Shooting steel is fun! You hear the “ping!” when you hit the target, and can often save you time and money from shοoting paper targets. However, shοoting steel can be dangerous if you use the wrong caliber or shοot at the wrong distance.
Follow these six guidelines to stay safe:
1. Grade: Steel targets should have a Brinell hardness number (BHN) of at least AR500 or AR550.
2. Quality/Age: Do not use a steel target with any cratering, pitting, cracking, or an uneven surface because it can cause dangerous ricochets.
3. Distance: Shοoters should maintain a 15-yard minimum distance from steel with handguns, and a 100-yard minimum with rifles. Always check manufacturer’s guidelines.
4. Design: Quality steel targets are designed for predictable splatter. There are never any exposed bolts, clamps, or brackets on the shooting surface, and the target leans forward slightly to dissipate some of the bullet’s energy.
5. Caliber: Check manufacturer’s guidelines for approved uses. Some targets may be rated for rimfire or standard pistol calibers only.
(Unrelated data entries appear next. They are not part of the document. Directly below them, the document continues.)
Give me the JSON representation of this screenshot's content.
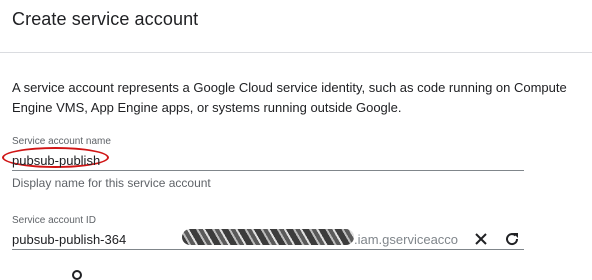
{
  "header": {
    "title": "Create service account"
  },
  "description": "A service account represents a Google Cloud service identity, such as code running on Compute Engine VMS, App Engine apps, or systems running outside Google.",
  "name_field": {
    "label": "Service account name",
    "value": "pubsub-publish",
    "helper": "Display name for this service account"
  },
  "id_field": {
    "label": "Service account ID",
    "value": "pubsub-publish-364",
    "suffix": ".iam.gserviceacco",
    "clear_icon": "close-icon",
    "regenerate_icon": "refresh-icon"
  },
  "colors": {
    "highlight": "#d01515",
    "text": "#202124",
    "secondary": "#5f6368"
  }
}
Others may be rated for specific rifle calibers.
6. Ammo: Never shοot green-tiρ or bi-metal bullets at steel.
When it comes to your safety, don’t settle for the advice of your local welder or do-it-yourselfer, who thinks he can fabricate a steel target for you. Shooting on poorly designed targets made of inferior steel can cause severe bodily harm.
Remember, at the range we are all Range Safety Officers. If you see something iffy or unsafe, speak up!
Steel targets are so much fun fun — and one of the greatest tools for firearms training and competition — if they are manufactured correctly. For more info, check out our AG & AG target sponsors: Red Stitch Targets, Gunfighter Targets, and Action Targets.